There is no doubt that the ability to speak and write English fluently opens doors for people. Employers and colleges will always choose the articulate candidate who can write well over one with inadequate language skills. In addition, a well-read person who understands and can discuss literature tends to be viewed as a critical thinker. One way to ensure that you have an impressive command of the English language is to take an English course.
There are many different kinds of English courses, depending on what you need. Some are designed to teach English to those learning it as a second language, while others are geared toward helping native speakers improve their speaking or writing skills. Some English courses will teach you how to speak English conversationally, while others will teach you a more academic English and focus on the intricacies of grammar and vocabulary. Still other classes may prepare you to pass academic tests.
One of the most popular English courses today is the English as a Second Language/English as a foreign language (ESL/EFL) course. These courses focus on helping non-native speakers better understand and speak the English language. Conversational English, as well as understanding idioms and colloquialisms, usually form the core of most ESL/EFL courses.
Especially common are English courses that introduce students to literature. Colleges and universities typically offer these courses, though you can also find them online. These classes can have a broad or specific focus. You can study literature produced during a specific time in history, works written by a single author, or literature that reflects a similar theme. These types of English courses are not concerned with teaching you to speak English fluently, but instead focus on teaching you to read, think, and write critically through your analysis of literature.
You can also take an English course to prepare you for specific tests, such as the General Educational Development (GED) test, the Graduate Record Exam (GRE), or the Test of English as a Foreign Language (TOEFL). The GED measures high school-level skills and knowledge, and most colleges and employers consider a passing score the equivalent of a high-school diploma. The GRE is a test required by graduate and business schools to ensure that you have the critical reading, thinking, and writing skills to succeed in an advanced academic setting. The TOEFL measures your ability to use and understand English in an academic setting. It is considered a sort of “academic passport” to working and studying abroad. An English course can prepare you to earn a passing score on these tests, which can open many academic and professional doors.
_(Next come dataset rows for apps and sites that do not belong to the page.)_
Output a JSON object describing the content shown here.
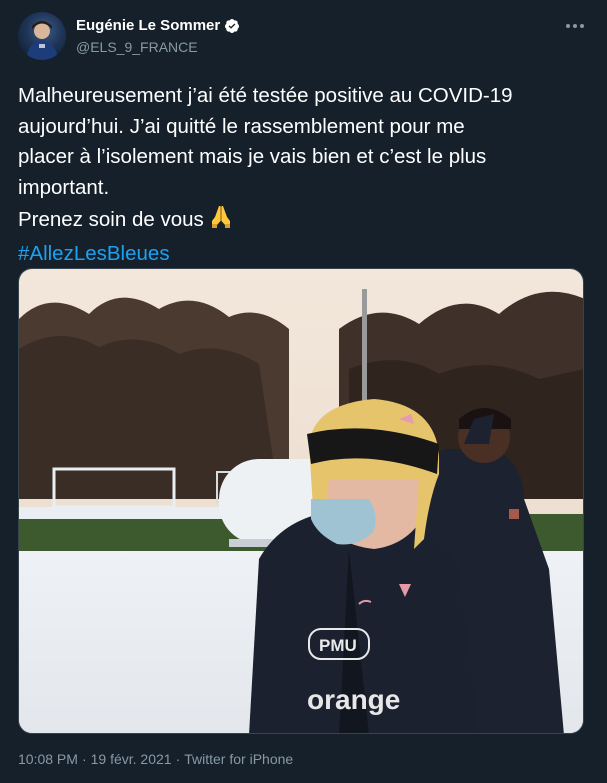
{
  "tweet": {
    "author": {
      "display_name": "Eugénie Le Sommer",
      "handle": "@ELS_9_FRANCE",
      "verified": true
    },
    "text_lines": [
      "Malheureusement j’ai été testée positive au COVID-19",
      "aujourd’hui. J’ai quitté le rassemblement pour me",
      "placer à l’isolement mais je vais bien et c’est le plus",
      "important.",
      "Prenez soin de vous"
    ],
    "emoji": "folded-hands-emoji",
    "hashtag": "#AllezLesBleues",
    "media": {
      "type": "photo",
      "shirt_sponsor": "PMU",
      "shirt_brand": "orange"
    },
    "meta": {
      "time": "10:08 PM",
      "separator": "·",
      "date": "19 févr. 2021",
      "separator2": "·",
      "source": "Twitter for iPhone"
    }
  },
  "colors": {
    "background": "#15202b",
    "text": "#ffffff",
    "secondary": "#8899a6",
    "link": "#1da1f2",
    "border": "#38444d"
  }
}
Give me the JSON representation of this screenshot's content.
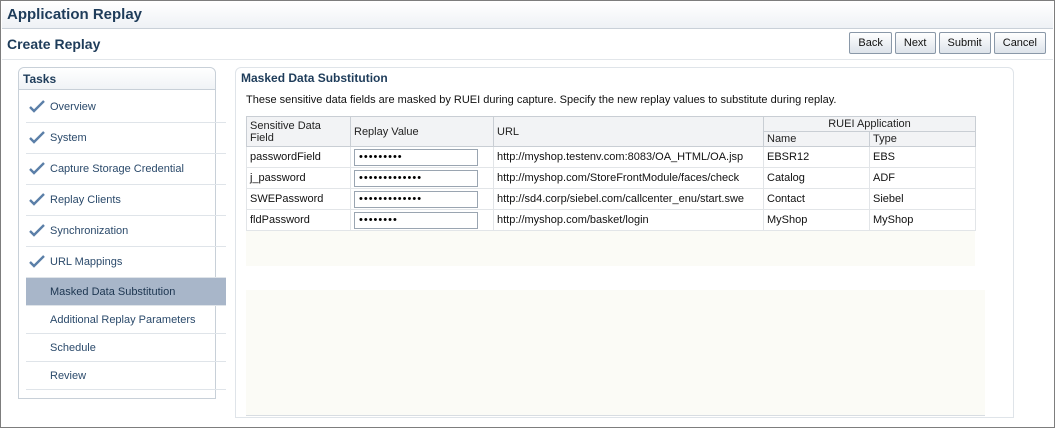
{
  "app": {
    "title": "Application Replay"
  },
  "page": {
    "title": "Create Replay"
  },
  "buttons": {
    "back": "Back",
    "next": "Next",
    "submit": "Submit",
    "cancel": "Cancel"
  },
  "tasks": {
    "title": "Tasks",
    "items": [
      {
        "label": "Overview",
        "completed": true
      },
      {
        "label": "System",
        "completed": true
      },
      {
        "label": "Capture Storage Credential",
        "completed": true
      },
      {
        "label": "Replay Clients",
        "completed": true
      },
      {
        "label": "Synchronization",
        "completed": true
      },
      {
        "label": "URL Mappings",
        "completed": true
      },
      {
        "label": "Masked Data Substitution",
        "active": true
      },
      {
        "label": "Additional Replay Parameters"
      },
      {
        "label": "Schedule"
      },
      {
        "label": "Review"
      }
    ]
  },
  "main": {
    "title": "Masked Data Substitution",
    "description": "These sensitive data fields are masked by RUEI during capture. Specify the new replay values to substitute during replay.",
    "table": {
      "headers": {
        "field": "Sensitive Data Field",
        "value": "Replay Value",
        "url": "URL",
        "ruei": "RUEI Application",
        "name": "Name",
        "type": "Type"
      },
      "rows": [
        {
          "field": "passwordField",
          "value": "•••••••••",
          "url": "http://myshop.testenv.com:8083/OA_HTML/OA.jsp",
          "name": "EBSR12",
          "type": "EBS"
        },
        {
          "field": "j_password",
          "value": "•••••••••••••",
          "url": "http://myshop.com/StoreFrontModule/faces/check",
          "name": "Catalog",
          "type": "ADF"
        },
        {
          "field": "SWEPassword",
          "value": "•••••••••••••",
          "url": "http://sd4.corp/siebel.com/callcenter_enu/start.swe",
          "name": "Contact",
          "type": "Siebel"
        },
        {
          "field": "fldPassword",
          "value": "••••••••",
          "url": "http://myshop.com/basket/login",
          "name": "MyShop",
          "type": "MyShop"
        }
      ]
    }
  },
  "colors": {
    "accent": "#1e3c5a",
    "active_task": "#a8b6c9",
    "check": "#5b7fa8"
  },
  "icons": {
    "completed": "checkmark-icon"
  }
}
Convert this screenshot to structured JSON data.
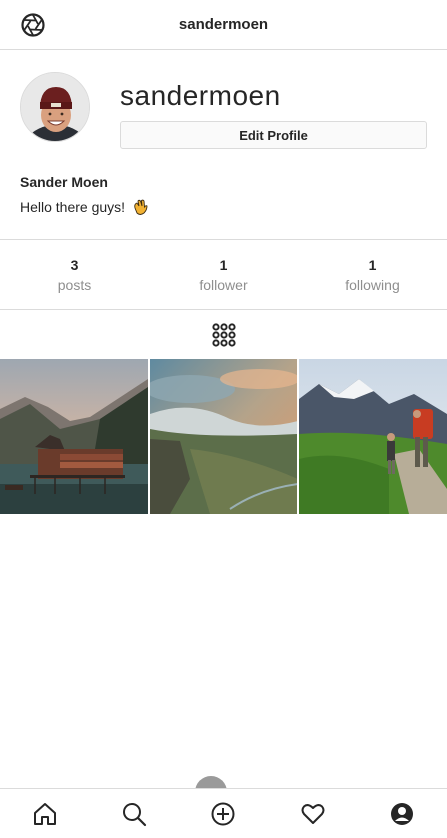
{
  "header": {
    "title": "sandermoen",
    "logo_icon": "camera-aperture-icon"
  },
  "profile": {
    "username": "sandermoen",
    "edit_button_label": "Edit Profile",
    "full_name": "Sander Moen",
    "bio": "Hello there guys!",
    "bio_emoji_icon": "waving-hand-icon"
  },
  "stats": [
    {
      "value": "3",
      "label": "posts"
    },
    {
      "value": "1",
      "label": "follower"
    },
    {
      "value": "1",
      "label": "following"
    }
  ],
  "view_toggle": {
    "icon": "grid-icon"
  },
  "posts": [
    {
      "icon": "photo-lake-cabin"
    },
    {
      "icon": "photo-mountain-valley"
    },
    {
      "icon": "photo-hikers-trail"
    }
  ],
  "bottom_nav": [
    {
      "icon": "home-icon"
    },
    {
      "icon": "search-icon"
    },
    {
      "icon": "add-post-icon"
    },
    {
      "icon": "heart-icon"
    },
    {
      "icon": "profile-icon"
    }
  ],
  "colors": {
    "text": "#262626",
    "muted": "#8e8e8e",
    "border": "#dbdbdb"
  }
}
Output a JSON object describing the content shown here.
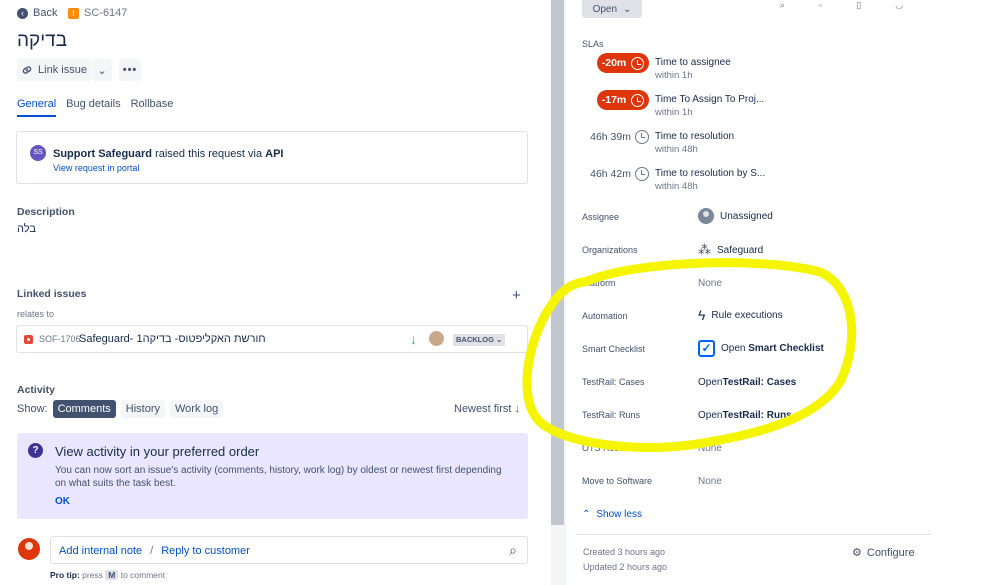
{
  "header": {
    "back_label": "Back",
    "issue_key": "SC-6147",
    "title": "בדיקה"
  },
  "actions": {
    "link_issue": "Link issue",
    "more": "•••"
  },
  "tabs": [
    {
      "label": "General",
      "active": true
    },
    {
      "label": "Bug details"
    },
    {
      "label": "Rollbase"
    }
  ],
  "request": {
    "avatar_initials": "SS",
    "requester": "Support Safeguard",
    "middle": " raised this request via ",
    "channel": "API",
    "view_link": "View request in portal"
  },
  "description": {
    "heading": "Description",
    "body": "בלה"
  },
  "linked": {
    "heading": "Linked issues",
    "relation": "relates to",
    "items": [
      {
        "key": "SOF-1706",
        "summary": "Safeguard- חורשת האקליפטוס- בדיקה1",
        "status": "BACKLOG"
      }
    ]
  },
  "activity": {
    "heading": "Activity",
    "show_label": "Show:",
    "filters": [
      "Comments",
      "History",
      "Work log"
    ],
    "sort": "Newest first",
    "panel_title": "View activity in your preferred order",
    "panel_body": "You can now sort an issue's activity (comments, history, work log) by oldest or newest first depending on what suits the task best.",
    "panel_ok": "OK"
  },
  "comment": {
    "add_internal": "Add internal note",
    "separator": "/",
    "reply": "Reply to customer",
    "protip_prefix": "Pro tip:",
    "protip_press": " press ",
    "protip_key": "M",
    "protip_suffix": " to comment"
  },
  "sidebar": {
    "status": "Open",
    "slas_label": "SLAs",
    "slas": [
      {
        "time": "-20m",
        "breached": true,
        "name": "Time to assignee",
        "goal": "within 1h"
      },
      {
        "time": "-17m",
        "breached": true,
        "name": "Time To Assign To Proj...",
        "goal": "within 1h"
      },
      {
        "time": "46h 39m",
        "breached": false,
        "name": "Time to resolution",
        "goal": "within 48h"
      },
      {
        "time": "46h 42m",
        "breached": false,
        "name": "Time to resolution by S...",
        "goal": "within 48h"
      }
    ],
    "fields": {
      "assignee": {
        "label": "Assignee",
        "value": "Unassigned"
      },
      "organizations": {
        "label": "Organizations",
        "value": "Safeguard"
      },
      "platform": {
        "label": "Platform",
        "value": "None"
      },
      "automation": {
        "label": "Automation",
        "value": "Rule executions"
      },
      "smart_checklist": {
        "label": "Smart Checklist",
        "open": "Open ",
        "value": "Smart Checklist"
      },
      "testrail_cases": {
        "label": "TestRail: Cases",
        "open": "Open ",
        "value": "TestRail: Cases"
      },
      "testrail_runs": {
        "label": "TestRail: Runs",
        "open": "Open ",
        "value": "TestRail: Runs"
      },
      "ots_resolution": {
        "label": "OTS Resolution",
        "value": "None"
      },
      "move_to_software": {
        "label": "Move to Software",
        "value": "None"
      }
    },
    "show_less": "Show less",
    "created": "Created 3 hours ago",
    "updated": "Updated 2 hours ago",
    "configure": "Configure"
  },
  "colors": {
    "accent": "#0052cc",
    "sla_breached": "#de350b",
    "annotation": "#f6f500"
  },
  "icons": [
    "back-arrow-icon",
    "link-icon",
    "chevron-down-icon",
    "bug-icon",
    "priority-low-icon",
    "question-icon",
    "paperclip-icon",
    "clock-icon",
    "user-icon",
    "organization-icon",
    "bolt-icon",
    "checklist-icon",
    "gear-icon"
  ]
}
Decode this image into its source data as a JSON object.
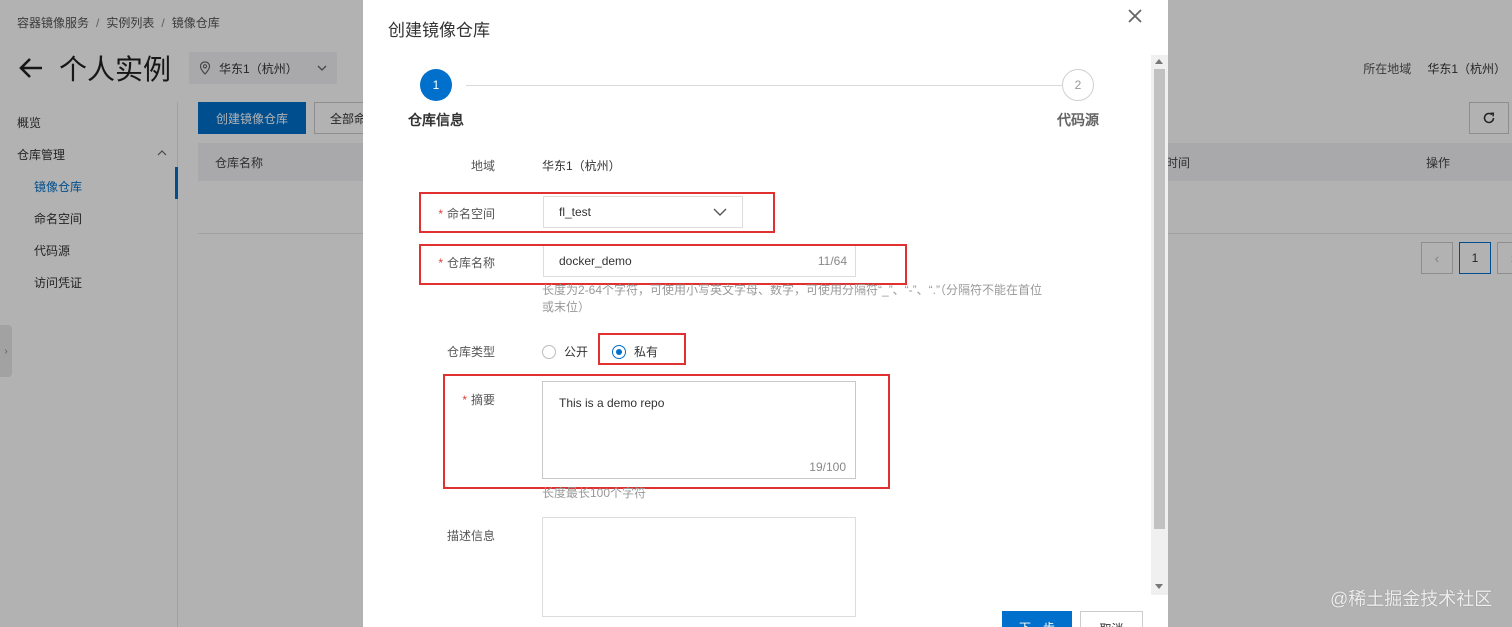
{
  "breadcrumb": [
    "容器镜像服务",
    "实例列表",
    "镜像仓库"
  ],
  "page": {
    "title": "个人实例",
    "region_select": "华东1（杭州）",
    "region_label": "所在地域",
    "region_value": "华东1（杭州）"
  },
  "sidebar": {
    "overview": "概览",
    "repo_mgmt": "仓库管理",
    "items": [
      "镜像仓库",
      "命名空间",
      "代码源",
      "访问凭证"
    ]
  },
  "toolbar": {
    "create_button": "创建镜像仓库",
    "all_button": "全部命"
  },
  "table": {
    "col_name": "仓库名称",
    "col_time": "时间",
    "col_action": "操作"
  },
  "pager": {
    "current": "1"
  },
  "dialog": {
    "title": "创建镜像仓库",
    "steps": [
      {
        "number": "1",
        "label": "仓库信息"
      },
      {
        "number": "2",
        "label": "代码源"
      }
    ],
    "region": {
      "label": "地域",
      "value": "华东1（杭州）"
    },
    "namespace": {
      "label": "命名空间",
      "value": "fl_test"
    },
    "repo_name": {
      "label": "仓库名称",
      "value": "docker_demo",
      "counter": "11/64",
      "hint_line1": "长度为2-64个字符，可使用小写英文字母、数字，可使用分隔符“_”、“-”、“.”（分隔符不能在首位",
      "hint_line2": "或末位）"
    },
    "repo_type": {
      "label": "仓库类型",
      "options": [
        "公开",
        "私有"
      ],
      "selected": "私有"
    },
    "summary": {
      "label": "摘要",
      "value": "This is a demo repo",
      "counter": "19/100",
      "hint": "长度最长100个字符"
    },
    "description": {
      "label": "描述信息",
      "value": ""
    },
    "next_button": "下一步",
    "cancel_button": "取消"
  },
  "watermark": "@稀土掘金技术社区"
}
English courses range from beginning to advanced and may last a few weeks, a semester, or up to a year. Some courses may even be self-paced, so you can take as long as you want to complete them. You can take a web-based course, attend a local class, hire a tutor, or learn on your own using a reputable study guide. It can be especially fun to take an English course online, since you are likely to “meet” people from all over the world.
There are advantages and disadvantages to each of these types of courses. Taking a class or working with a tutor will enable you to receive personal guidance and feedback. Particularly in a course focused on literature, a classroom setting will enable you to discuss the works with others before writing about them on your own. For many working adults, who may also be raising a family, the convenience of an online course or home study guide may be necessary. If you have a learning disability, or have limited time, a self-paced course may be more appropriate.
English courses also vary widely in cost. Some courses are offered as a free service to the community. Many libraries have English course home study guides that you can check out for no cost. In general, a one-month community-based course is going to cost considerably less than a course offered through a university, which can cost hundreds or even thousands of dollars. Do not assume that expensive always means better; an inexpensive or free study guide may serve your needs better than a costly college course.
There are dozens of reasons a person may need to take an English class. Whether you need to pass the GED, want to learn English as a second language, need to learn proper English for business, or just want to understand Shakespeare, an English course can ensure you have the skills you need to succeed personally and professionally.